All of Kubrick’s previous films provide the backdrop for the varying theories as the creators of these theories (who are never shown to the audience) remain as obscured as the conclusions they excitedly detail. This film walks a fine line of exploitation of its subjects. This is not to say it is not entertaining. But, while the film details painstakingly the theories of seemingly intelligent people who can carry on engaging, thoughtful dialogue, it also quickly dismisses them as their theories’ validity evaporates when a unbiased viewer sees through the subject’s paper-thin rationale.

While this film does highlight Kubrick’s masterful use of metaphor, I was disappointed it did not provide any real evidence of Kubrick’s hidden intentions on a grand scale. Examples given of Kubrick’s genius by overzealous viewers can be easily dismissed as continuity errors (chairs disappearing between shots, patterns of the carpet changing between takes) as any filmmaker can verify. No matter how large of a genius Kubrick seems to be, there are decisions made on a set, especially on a film of that size, that will affect continuity and no director is immune.

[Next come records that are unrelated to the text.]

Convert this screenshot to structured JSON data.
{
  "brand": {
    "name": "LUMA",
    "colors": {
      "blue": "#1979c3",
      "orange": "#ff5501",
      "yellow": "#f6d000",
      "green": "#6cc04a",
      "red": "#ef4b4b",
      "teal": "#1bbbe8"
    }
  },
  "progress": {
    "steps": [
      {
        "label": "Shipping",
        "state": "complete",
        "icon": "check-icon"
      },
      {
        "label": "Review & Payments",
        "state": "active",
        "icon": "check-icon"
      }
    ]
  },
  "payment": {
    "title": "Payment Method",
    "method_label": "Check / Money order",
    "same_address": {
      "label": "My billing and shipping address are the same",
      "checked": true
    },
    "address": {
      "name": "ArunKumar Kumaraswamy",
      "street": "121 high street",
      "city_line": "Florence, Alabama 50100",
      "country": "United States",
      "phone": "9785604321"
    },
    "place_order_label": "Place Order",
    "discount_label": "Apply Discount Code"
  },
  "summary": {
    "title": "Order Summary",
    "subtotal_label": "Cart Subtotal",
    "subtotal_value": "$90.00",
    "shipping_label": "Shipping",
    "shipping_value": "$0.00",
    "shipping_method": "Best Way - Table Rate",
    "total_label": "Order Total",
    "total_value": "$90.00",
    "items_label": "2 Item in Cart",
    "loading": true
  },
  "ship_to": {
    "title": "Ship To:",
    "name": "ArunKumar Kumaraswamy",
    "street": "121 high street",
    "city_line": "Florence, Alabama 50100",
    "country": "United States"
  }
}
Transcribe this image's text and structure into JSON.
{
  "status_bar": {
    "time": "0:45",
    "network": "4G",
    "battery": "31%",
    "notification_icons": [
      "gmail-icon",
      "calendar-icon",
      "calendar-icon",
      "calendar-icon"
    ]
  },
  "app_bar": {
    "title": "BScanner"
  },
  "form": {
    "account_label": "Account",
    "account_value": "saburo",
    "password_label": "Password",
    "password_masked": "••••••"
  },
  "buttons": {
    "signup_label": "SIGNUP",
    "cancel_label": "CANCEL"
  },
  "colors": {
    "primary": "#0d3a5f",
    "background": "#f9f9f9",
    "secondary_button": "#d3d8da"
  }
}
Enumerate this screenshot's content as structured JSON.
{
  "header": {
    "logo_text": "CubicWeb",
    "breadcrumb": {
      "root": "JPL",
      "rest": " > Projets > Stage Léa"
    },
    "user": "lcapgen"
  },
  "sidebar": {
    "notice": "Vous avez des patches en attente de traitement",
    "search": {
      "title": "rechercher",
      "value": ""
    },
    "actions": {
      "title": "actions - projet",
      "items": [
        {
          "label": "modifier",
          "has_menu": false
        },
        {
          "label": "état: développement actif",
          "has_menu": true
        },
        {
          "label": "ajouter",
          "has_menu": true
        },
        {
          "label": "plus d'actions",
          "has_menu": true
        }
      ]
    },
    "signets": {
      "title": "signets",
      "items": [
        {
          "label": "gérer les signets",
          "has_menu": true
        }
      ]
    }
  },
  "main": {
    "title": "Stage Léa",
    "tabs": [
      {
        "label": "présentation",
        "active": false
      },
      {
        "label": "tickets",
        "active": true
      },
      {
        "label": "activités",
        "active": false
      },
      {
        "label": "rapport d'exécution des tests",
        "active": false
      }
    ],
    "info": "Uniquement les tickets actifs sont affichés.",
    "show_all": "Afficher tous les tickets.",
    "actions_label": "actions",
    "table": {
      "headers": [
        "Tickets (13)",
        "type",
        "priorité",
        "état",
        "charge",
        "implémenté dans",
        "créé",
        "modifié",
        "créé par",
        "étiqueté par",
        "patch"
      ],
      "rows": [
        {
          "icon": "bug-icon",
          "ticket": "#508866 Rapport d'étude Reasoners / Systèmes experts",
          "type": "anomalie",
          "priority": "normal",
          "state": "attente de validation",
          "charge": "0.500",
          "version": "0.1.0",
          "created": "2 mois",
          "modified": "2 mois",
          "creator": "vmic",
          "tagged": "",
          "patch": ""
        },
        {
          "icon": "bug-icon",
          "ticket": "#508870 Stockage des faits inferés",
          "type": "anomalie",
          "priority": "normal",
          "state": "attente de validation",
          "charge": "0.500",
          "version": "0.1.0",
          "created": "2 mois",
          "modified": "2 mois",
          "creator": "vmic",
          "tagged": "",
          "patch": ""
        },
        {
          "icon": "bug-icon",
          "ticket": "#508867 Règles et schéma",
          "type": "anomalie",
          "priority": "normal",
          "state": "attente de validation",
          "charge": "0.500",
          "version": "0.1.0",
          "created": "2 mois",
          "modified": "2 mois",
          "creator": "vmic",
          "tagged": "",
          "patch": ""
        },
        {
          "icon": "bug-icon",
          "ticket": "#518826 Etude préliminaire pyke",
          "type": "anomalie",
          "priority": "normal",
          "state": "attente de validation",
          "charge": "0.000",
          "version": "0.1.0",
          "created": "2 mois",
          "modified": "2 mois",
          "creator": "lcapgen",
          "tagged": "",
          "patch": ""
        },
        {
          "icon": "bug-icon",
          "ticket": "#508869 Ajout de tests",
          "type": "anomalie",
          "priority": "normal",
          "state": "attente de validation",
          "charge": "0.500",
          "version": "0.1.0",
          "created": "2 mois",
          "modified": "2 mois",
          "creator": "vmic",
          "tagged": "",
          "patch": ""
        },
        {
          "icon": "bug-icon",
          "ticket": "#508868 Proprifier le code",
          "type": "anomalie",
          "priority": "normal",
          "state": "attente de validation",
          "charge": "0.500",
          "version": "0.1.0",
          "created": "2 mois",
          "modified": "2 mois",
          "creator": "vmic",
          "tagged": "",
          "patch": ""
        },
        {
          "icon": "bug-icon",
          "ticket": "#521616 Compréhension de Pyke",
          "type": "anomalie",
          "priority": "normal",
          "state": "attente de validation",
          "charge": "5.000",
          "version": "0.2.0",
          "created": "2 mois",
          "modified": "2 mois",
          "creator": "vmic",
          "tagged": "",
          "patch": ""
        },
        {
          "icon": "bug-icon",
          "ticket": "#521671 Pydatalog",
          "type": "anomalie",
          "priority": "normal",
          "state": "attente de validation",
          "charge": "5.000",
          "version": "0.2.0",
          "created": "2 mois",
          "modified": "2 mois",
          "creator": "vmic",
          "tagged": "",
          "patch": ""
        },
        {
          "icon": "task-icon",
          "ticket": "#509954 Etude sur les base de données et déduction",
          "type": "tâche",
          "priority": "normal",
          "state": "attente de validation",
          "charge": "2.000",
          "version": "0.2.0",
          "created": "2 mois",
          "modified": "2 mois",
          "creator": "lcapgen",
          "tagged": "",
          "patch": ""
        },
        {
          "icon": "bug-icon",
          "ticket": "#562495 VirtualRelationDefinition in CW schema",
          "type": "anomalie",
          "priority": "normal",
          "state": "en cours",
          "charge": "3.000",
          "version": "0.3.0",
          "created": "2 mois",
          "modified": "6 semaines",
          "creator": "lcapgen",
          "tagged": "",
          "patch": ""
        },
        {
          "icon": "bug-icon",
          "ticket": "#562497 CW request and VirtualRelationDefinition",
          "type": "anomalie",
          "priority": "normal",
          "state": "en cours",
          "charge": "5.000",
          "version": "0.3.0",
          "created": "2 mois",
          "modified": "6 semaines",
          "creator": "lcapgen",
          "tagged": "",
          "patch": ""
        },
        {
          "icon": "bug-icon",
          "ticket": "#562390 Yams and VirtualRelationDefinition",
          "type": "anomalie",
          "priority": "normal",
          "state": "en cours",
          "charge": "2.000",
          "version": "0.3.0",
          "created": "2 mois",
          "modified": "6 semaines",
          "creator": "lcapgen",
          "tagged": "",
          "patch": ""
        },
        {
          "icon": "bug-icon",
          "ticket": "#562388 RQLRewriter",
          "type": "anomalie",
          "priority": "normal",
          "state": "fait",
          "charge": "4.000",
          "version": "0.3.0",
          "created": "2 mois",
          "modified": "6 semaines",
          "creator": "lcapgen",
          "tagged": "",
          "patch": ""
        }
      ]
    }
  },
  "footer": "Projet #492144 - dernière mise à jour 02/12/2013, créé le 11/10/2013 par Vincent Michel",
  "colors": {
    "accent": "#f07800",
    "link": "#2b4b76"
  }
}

I did not come from the film thinking The Shining was some epic allegorical tale skillfully mirroring the horrors of The Holocaust or Native American massacre and marginalization either. What it does detail is the modern audience’s desperate need for synergy or depth in storytelling, but also, perhaps even disturbingly, what happens when obsession goes unchecked. This is a condition of the time of the internet where we can gorge upon our obsessions 24 hours a day. We turn to those who validate our strayed thoughts and lend them legitimacy, sometimes to our own disservice.

While the theories may be out of control, this film is crafted well and thoroughly entertaining. The visual construction is engaging and seen in the 4k presentation I was fortunate enough to have been party to, simply stunning. As with the images, the film score echoes the original film in presenting a simple, raw, synth soundscape by William Hutson and Jonathan Snipes. The score is highly effective at capturing the descent into madness as it assists in visualizing a world just off-kilter as we begin to view with paranoia what lies before our very eyes.

Room 237 is at times ridiculous in its ironic promotion of ludicrous theories, however, with its own well constructed frame and highlighting of the one of the last great auteurs of film, it still inspires. We see the genius of Kubrick and sympathize with those who want to feel that he wove a web whose mysteries we have only begun to unravel.

Rare Trailer Bits – Masked Men: The Town that Dreaded Sundown and Dr. Syn Alias the Scarecrow

The Town that Dreaded Sundown was a late 70’s release from AIP (American International Pictures) based on actual events in Texarkana, Arkansas that terrorized the small town leaving multiple unsolved murders.   If you happen to run across the film (it is available as a very long out-of-print VHS and is being released as a Blu Ray/DVD combo on May 21, 2013!), it is definitely worth a look despite some campy elements. There are glimpses of true horror that are hinted to in this most excellent trailer and in the creepy scarecrow-like mask.

Dr. Syn Alias the Scarecrow remains one of the rarest Disney Films (except for Song of the South which never received a stateside release) even after a special edition tin release and can be very expensive to get a hold of, but because of the strength of the film, remains one of the most sought after.  Based on the English legend of a Robin Hood-style masked bandit who rode the English countryside in a scarecrow mask stealing from the rich, the story was given a worthy turn by Disney and broadcast in parts as part of the Wonderful World of Disney program.  It was released in the UK theatrically.